Floating rate loans are offered in Estonia based on the six-month Euribor, which according to the latest calculation is at the level of -0.473%. Interest on home loans usually consists of a margin and an Euribor rate.
Over the past six years, the Euribor has remained negative, with a floor of 0% in the contracts.
Taavi Raudsaar, an economist at the Bank of Estonia (Eesti Pank), said that fixing fixed interest rates in the housing loan market has never been very common in the Estonian market. “A little more was done in 2006-2008. After the global financial crisis, interest rates mostly came down and remained at an all-time high in recent years. Therefore, there was no reason to fix the interest rate, as the risk of them rising seemed low,” Raudsaar said.
“At the same time, banks have not been very active in providing this opportunity to customers,” Raudsaar noted.
In the case of variable rate loans, the risk must be borne by the lender and there is no direct risk for the banks. For lenders to struggle to repay the loan, interest rates would have to rise and, Raudsaar said, that cannot be considered likely at this time.
Raudsaar said the six-month Euribor is expected to turn positive in financial markets in 2023. “However, in general, interest rates are expected to remain relatively low even after turning positive. However, market interest rates monetary depends on many factors and their changes are difficult to predict, so lenders should, of course, be prepared for more drastic changes.”
Perception of the risk of a rate hike is low
The major banks offer the possibility of fixing the Euribor for a short period. Home loans are usually taken out for decades, during which the rising Euribor must also be taken into account. At the same time, banks are urging people to consider their creditworthiness when borrowing, even as interest rates rise.
Kadri Haldre, LHV’s head of treasury, said it was difficult to predict the exact movement of Euribor, but according to money market forecasts, the long-duration negative Euribor could rise in the coming years.
“LHV has not offered a fixed rate mortgage and customer interest in such a product has been relatively low. is perhaps more well known,” Haldre said. .
Banks advise customers to calculate the loan amount with a higher interest rate, in order to be sure that they will be able to repay the loan even in these cases.
“This is exactly what the bank does when calculating the maximum amount of the customer’s loan, to take into account the possible increase in Euribor and keeping in mind the principle of responsible lending,” said Haldre.
Evelin Koplimäe, SEB’s private customer service sales manager, said he’s not non-existent against fixed rates. “On average, three percent of new home loans issued by SEB last year have a fixed interest rate, but in recent months customer interest in fixing an interest rate has somewhat increased,” she said.
SEB Bank offers the possibility of fixing the interest rate for up to five years in order to cover the risks.
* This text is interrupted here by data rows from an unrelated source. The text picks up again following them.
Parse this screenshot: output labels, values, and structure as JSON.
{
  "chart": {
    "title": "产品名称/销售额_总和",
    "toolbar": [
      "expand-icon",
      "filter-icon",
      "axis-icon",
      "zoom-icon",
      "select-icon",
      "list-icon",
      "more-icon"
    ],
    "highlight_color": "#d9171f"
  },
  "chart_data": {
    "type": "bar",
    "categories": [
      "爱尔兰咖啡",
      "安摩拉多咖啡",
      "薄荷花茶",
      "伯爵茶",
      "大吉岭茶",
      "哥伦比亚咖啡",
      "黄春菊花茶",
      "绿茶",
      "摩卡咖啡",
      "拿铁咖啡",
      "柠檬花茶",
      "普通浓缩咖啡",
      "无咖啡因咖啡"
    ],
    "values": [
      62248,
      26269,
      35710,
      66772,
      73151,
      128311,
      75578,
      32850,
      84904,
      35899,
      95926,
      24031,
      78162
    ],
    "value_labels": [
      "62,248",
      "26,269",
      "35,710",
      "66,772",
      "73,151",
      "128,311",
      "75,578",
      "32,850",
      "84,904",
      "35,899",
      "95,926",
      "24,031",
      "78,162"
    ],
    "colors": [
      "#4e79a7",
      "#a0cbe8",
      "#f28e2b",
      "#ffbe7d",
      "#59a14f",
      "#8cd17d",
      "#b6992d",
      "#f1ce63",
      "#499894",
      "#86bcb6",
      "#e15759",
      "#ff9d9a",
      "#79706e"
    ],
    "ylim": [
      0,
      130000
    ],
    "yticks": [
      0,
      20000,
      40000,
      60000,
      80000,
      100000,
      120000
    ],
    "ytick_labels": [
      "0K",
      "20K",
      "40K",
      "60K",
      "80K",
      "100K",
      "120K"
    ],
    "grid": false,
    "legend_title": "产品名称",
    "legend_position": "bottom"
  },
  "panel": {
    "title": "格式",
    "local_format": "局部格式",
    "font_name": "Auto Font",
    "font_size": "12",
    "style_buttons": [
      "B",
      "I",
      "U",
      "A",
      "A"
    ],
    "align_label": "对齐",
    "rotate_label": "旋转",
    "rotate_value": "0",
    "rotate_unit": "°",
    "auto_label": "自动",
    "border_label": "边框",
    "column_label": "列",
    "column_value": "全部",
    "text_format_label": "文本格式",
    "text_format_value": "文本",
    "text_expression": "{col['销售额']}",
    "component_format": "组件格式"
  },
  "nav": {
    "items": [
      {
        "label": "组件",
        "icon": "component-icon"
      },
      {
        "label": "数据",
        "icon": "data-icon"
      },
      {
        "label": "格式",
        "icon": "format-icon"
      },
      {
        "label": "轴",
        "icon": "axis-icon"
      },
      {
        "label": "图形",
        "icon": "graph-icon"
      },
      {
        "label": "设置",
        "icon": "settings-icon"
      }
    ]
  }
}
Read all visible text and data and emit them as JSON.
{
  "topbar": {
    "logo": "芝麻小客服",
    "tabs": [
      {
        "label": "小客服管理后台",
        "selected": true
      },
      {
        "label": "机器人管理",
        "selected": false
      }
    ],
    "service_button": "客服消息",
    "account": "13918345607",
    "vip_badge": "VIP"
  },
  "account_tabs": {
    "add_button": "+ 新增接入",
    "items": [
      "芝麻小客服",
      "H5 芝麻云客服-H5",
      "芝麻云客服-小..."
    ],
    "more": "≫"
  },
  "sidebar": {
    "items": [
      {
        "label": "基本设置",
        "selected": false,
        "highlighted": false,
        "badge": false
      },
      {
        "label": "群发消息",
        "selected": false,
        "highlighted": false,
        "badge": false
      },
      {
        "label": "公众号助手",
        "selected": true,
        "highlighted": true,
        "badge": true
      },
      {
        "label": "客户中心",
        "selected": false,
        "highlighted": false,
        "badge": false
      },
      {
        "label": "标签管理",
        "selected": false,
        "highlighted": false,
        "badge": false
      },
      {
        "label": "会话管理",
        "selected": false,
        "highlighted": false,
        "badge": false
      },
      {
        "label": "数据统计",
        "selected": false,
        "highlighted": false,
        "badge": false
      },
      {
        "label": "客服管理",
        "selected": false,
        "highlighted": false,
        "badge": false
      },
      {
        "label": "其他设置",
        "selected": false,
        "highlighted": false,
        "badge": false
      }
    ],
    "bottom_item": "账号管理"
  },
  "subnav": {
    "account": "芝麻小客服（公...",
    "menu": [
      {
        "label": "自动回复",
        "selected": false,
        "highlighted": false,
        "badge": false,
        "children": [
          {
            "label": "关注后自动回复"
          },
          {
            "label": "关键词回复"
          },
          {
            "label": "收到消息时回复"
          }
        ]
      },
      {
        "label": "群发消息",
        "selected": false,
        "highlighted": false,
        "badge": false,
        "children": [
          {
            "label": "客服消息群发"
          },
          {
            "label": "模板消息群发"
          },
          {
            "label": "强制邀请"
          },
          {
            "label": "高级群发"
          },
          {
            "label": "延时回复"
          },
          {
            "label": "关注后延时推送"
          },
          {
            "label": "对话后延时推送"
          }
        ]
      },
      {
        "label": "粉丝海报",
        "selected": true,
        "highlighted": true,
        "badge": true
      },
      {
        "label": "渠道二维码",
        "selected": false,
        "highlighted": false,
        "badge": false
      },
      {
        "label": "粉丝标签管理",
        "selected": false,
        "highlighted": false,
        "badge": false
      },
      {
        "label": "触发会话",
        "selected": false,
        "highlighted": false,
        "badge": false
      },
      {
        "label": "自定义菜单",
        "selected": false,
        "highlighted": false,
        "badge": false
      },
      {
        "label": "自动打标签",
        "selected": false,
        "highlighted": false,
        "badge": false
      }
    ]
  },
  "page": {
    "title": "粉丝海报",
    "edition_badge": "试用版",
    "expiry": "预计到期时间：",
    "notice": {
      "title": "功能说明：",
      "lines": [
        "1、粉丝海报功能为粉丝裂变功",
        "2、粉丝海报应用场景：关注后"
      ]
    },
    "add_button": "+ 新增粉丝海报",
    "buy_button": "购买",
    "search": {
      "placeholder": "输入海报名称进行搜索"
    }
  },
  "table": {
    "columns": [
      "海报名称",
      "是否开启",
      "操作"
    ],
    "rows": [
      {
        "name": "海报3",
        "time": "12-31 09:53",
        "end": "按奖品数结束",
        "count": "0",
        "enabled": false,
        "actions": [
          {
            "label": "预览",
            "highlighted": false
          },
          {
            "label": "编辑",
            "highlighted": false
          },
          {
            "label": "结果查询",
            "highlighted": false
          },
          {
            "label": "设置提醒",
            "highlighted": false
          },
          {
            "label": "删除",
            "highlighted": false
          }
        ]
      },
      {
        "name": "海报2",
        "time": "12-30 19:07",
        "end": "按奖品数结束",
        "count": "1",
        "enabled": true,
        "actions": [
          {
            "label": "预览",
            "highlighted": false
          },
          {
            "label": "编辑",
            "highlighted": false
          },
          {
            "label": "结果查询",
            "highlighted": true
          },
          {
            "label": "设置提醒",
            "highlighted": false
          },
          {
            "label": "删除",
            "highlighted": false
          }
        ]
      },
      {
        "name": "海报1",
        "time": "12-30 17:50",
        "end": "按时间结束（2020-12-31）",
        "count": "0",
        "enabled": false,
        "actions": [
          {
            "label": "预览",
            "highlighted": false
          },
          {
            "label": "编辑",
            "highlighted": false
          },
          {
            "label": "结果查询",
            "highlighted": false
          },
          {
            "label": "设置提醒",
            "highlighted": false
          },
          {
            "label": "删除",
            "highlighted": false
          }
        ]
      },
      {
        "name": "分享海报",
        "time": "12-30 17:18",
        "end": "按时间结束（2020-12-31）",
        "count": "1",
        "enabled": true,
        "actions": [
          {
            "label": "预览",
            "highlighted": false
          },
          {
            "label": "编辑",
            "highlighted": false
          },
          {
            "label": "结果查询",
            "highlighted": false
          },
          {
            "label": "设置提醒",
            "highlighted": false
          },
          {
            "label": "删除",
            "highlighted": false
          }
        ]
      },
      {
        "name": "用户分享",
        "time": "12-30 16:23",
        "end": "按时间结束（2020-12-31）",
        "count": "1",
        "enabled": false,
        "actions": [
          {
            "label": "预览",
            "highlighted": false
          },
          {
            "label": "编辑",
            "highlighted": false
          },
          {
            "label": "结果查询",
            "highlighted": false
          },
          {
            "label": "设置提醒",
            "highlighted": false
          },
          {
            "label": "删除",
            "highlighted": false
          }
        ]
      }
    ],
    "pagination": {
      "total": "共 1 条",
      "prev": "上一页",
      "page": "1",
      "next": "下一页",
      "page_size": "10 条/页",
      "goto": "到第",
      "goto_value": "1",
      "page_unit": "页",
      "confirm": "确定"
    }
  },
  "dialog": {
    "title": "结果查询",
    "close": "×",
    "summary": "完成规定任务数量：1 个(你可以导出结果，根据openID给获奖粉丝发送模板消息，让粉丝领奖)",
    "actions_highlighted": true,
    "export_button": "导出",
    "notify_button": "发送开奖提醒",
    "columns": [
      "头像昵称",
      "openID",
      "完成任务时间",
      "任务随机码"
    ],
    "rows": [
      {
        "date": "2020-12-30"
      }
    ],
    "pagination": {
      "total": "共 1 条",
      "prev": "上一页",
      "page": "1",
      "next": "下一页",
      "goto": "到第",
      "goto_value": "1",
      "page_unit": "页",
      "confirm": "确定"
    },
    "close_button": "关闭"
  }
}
“At the same time, certain restrictions must be taken into account when using it. Fixing the interest rate cannot be used when using an installment loan, since the bank usually cannot provide a loan resource with the same interest rate for a longer period of time,” said Koplimäe.
It should also be taken into account in the case of a fixed interest rate that in such a case, in the event of a drop in market interest rates, repaying the loan or floating the interest rate may be costly for the lender. borrower, Koplimäe noted.
Koplimäe pointed out that if one takes, for example, the average home loan issued by SEB for €100,000 with a term of 30 years and the average market interest rate of 2%, plus Euribor, the Monthly loan repayment will be approximately €370.
If the Euribor rises to 1%, the repayment of the loan will increase by €52, and if it increases by 2%, by €107. However, if the Euribor were to increase to 5%, the monthly loan payments would increase by around €295, which would mean an additional cost of around €3,540 per year.
“It is up to each borrower to decide whether the best solution is a fixed or non-fixed interest rate for an agreed period. Depending on the money market situation and the evolution of key interest rates, both can be more appropriate for the borrower,” Koplimäe said.
Anne Pärgma, head of home loans at Swedbank, said the bank offers a home loan with a fixed Euribor for six months. “Interest rates on fixed loans are generally higher and the offered fixing periods of 2 to 5 years guarantee fixing only for that period,” she said.
She said Euribor will not rise unexpectedly and it is easy to follow the trend. “I would like to point out that the change in Euribor is one of the possible factors that can affect the family’s budget and the repayment of the loan. Others include a drop in income, an increase in energy expenses, fuel, family illnesses or significant events,” she added.
Pärgma quoted, for example, that for a loan amount of €80,000 and a loan period of 22 years, with an interest rate of 2.4%, the monthly payment on the loan would currently be €390.33. €.
In this case, if the six-month Euribor increases to 1%, the repayment of the loan would increase by €40.44, in the case of a 2% Euribor by €83.18 and in the case of an Euribor at 5%, €224.27.